**YOUR ASSIGNMENT**
Using the listing below, keep only the lines with the word "坡屋面折板配筋构造" and copy them.

::::::::::

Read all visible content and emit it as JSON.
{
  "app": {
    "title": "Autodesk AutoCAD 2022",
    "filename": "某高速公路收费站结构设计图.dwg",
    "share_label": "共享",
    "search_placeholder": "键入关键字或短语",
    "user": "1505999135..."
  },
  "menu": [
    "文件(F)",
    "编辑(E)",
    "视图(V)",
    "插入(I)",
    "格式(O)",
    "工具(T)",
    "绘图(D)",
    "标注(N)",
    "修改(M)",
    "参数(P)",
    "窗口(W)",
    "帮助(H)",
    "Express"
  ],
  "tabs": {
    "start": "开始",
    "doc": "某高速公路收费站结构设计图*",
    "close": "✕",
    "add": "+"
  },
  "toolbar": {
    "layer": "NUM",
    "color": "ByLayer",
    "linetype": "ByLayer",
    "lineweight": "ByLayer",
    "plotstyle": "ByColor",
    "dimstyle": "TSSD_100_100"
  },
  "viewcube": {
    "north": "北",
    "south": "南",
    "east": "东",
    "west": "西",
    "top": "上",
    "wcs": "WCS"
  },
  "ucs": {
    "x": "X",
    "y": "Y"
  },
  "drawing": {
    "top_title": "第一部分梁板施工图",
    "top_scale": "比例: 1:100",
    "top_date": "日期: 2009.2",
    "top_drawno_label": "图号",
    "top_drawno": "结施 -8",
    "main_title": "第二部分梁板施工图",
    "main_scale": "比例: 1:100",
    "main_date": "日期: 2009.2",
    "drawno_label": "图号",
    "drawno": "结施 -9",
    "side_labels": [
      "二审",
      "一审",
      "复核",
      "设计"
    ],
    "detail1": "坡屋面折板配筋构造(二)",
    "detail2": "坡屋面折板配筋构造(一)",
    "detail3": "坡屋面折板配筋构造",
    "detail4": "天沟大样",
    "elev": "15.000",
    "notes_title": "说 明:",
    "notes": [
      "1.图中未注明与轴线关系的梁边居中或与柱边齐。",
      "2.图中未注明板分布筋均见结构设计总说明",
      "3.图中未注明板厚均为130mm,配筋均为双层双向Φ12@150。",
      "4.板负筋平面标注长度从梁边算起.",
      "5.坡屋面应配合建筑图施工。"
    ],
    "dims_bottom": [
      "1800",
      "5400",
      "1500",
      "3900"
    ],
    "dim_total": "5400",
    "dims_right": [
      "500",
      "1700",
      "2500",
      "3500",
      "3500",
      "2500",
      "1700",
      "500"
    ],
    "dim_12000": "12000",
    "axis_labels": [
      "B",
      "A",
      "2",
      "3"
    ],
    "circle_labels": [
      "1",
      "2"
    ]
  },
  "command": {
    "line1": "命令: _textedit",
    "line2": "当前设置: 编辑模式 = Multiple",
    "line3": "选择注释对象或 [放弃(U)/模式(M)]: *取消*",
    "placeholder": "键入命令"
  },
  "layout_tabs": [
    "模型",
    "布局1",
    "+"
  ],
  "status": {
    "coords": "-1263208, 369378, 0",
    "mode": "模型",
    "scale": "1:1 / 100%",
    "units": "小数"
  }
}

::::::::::

**SOLUTION FOR THIS PROBLEM**
    "detail1": "坡屋面折板配筋构造(二)",
    "detail2": "坡屋面折板配筋构造(一)",
    "detail3": "坡屋面折板配筋构造",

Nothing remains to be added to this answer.